Green Party conference is still in full swing at the Birmingham Conservatoire. I was lucky that the two motions I had an interest in - one on banking and the other on how to put forward a positive view of a sustainable economy in the context of public-spending cuts - were both scheduled for the Saturday. So by 6pm everything was done and dusted and I was able to practise what I preach and have Sunday off.
This post has the same title as one of the motions that I was proposing, and its passage was not entirely comfortable. The Green Party is struggling with an influx of socialists who are understandably disillusioned with the Labour Party. This is a small proportion of Labour Party membership but can become a significant minority of our party, and one which rapidly starts to weight us down towards one side of the left-right continuumn that we really should be transcending. Thus it was that I found myself in the uncomfortable position of being attacked by the left of the party as though I was defending public spending cuts.
Like most people who either work in our use the public services that working people fought so hard for in this country (and isn't that most people who live in this country?), I am delighted that the TUC will spend this week making a range of political and emotional arguments in their defence. I just know that this is not the role for the Green Party. We cannot join the old left in their Keynsian calls for restimulating the growth that is killing the planet. We have a more subtle and forward-looking message and it is our duty as a party to put that forward.
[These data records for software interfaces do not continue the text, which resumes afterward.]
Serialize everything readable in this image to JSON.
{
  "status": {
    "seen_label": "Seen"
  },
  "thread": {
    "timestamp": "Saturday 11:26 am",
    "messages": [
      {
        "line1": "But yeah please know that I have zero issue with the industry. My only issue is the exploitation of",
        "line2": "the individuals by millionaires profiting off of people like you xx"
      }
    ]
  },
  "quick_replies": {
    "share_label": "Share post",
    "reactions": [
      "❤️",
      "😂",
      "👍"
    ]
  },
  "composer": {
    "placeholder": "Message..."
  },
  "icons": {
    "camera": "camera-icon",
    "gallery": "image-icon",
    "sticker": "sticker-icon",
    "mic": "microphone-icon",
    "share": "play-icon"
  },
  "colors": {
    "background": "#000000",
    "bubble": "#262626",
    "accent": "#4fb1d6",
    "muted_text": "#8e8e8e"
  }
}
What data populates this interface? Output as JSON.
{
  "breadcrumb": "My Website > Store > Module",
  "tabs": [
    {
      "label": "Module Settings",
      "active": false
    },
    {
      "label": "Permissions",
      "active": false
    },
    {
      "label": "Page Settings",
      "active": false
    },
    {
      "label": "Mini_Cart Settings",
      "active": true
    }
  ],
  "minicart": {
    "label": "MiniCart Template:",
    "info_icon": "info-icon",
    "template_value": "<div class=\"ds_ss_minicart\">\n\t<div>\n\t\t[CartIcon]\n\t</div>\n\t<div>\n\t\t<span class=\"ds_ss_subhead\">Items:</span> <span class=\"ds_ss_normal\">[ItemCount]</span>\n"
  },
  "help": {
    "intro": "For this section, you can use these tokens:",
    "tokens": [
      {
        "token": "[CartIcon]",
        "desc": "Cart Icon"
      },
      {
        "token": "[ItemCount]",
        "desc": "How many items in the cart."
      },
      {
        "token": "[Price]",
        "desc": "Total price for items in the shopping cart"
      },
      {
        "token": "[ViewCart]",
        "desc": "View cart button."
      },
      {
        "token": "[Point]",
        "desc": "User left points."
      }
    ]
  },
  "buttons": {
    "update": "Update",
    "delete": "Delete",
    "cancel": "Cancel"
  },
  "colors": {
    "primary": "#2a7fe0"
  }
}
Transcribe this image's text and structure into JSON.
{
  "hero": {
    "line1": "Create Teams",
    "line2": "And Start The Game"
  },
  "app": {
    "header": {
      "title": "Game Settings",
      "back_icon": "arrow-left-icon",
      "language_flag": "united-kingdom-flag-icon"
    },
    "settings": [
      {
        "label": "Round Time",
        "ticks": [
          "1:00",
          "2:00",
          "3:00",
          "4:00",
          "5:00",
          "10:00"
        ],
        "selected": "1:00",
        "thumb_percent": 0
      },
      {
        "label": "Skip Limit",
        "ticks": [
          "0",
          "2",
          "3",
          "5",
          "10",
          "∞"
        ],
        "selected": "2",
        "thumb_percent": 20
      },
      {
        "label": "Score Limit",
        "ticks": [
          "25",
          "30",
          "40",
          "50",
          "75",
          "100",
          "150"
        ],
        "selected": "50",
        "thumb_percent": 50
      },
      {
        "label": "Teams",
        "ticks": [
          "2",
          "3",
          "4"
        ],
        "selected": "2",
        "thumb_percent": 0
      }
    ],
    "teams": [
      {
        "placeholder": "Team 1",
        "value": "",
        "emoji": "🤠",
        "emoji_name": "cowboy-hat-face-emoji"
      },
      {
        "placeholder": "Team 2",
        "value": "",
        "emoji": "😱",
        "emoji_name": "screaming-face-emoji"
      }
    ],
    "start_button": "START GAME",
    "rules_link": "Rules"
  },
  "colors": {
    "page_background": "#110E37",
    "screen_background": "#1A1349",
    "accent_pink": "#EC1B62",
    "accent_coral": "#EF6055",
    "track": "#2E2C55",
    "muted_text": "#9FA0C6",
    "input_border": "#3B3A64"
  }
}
The vote was won and, aside from some personal attacks that are another feature of the Labour Party that we increasingly have to put up with these days, I felt generally well supported and - which was more cheering - well understood. The theme of this motion was taken up by Adrian Ramsay, in his Deputy Leader's speech to the conference where he drew attention to the different ways we interpret the phrase 'living within our means'. I am including the text of the motion here:
Living within Our Means
Synopsis. The unprecedented deficit is an indication that we are living beyond our means in a fiscal sense, which supports the Green Party’s long-held belief that we are living beyond our means in an ecological sense. Our recognition of the link between these two crises constrains the kind of response which the party can make to the current debate about publicspending cuts.
LWM1 The Green Party restates its commitment to developing an economic policy that is compatible with ecological sustainability and 'recognises the limits of . . . the
natural systems of the planet’(EC100).
LWM2 In this context it is important that we recognise the current fiscal deficit as a consequence of a policy based on monetary inflation without respect to ecological limits; for our policy to be consistent we cannot rely on growing our way out of debt, as many conventional economists propose.
LWM3 The unprecedented level of public deficit means that a significant restructuring of our economy is inevitable. The Green Party would use this opportunity to achieve the managed descent from overconsumption that our commitment to sustainability requires, while simultaneously addressing the rapid rise in inequality that has occurred in the past 30 years. We could consider this to be a domestic equivalent of our global policy for Contraction and Convergence.
LWM4 Conference instructs the policy co-ordinator, the economics policy working group, and the Party’s media team to work together to find ways to exploit the opportunity offered by the fiscal crunch to publicise the Green Party’s unique
commitment to steady-state economics.
LWM5 The policy co-ordinators are instructed to begin a process that will bring to spring conference proposals that will, in the context of the current public spending position, explore the synergies and conflicts between:
The Green New Deal proposals that were passed as a fast-tracked policy motion in Autumn 2008;
The proposals for implementing our economic vision included in the 2010 election manifesto;
The commitment to building an economy within ecological limits included in the first paragraphs of our economic policy.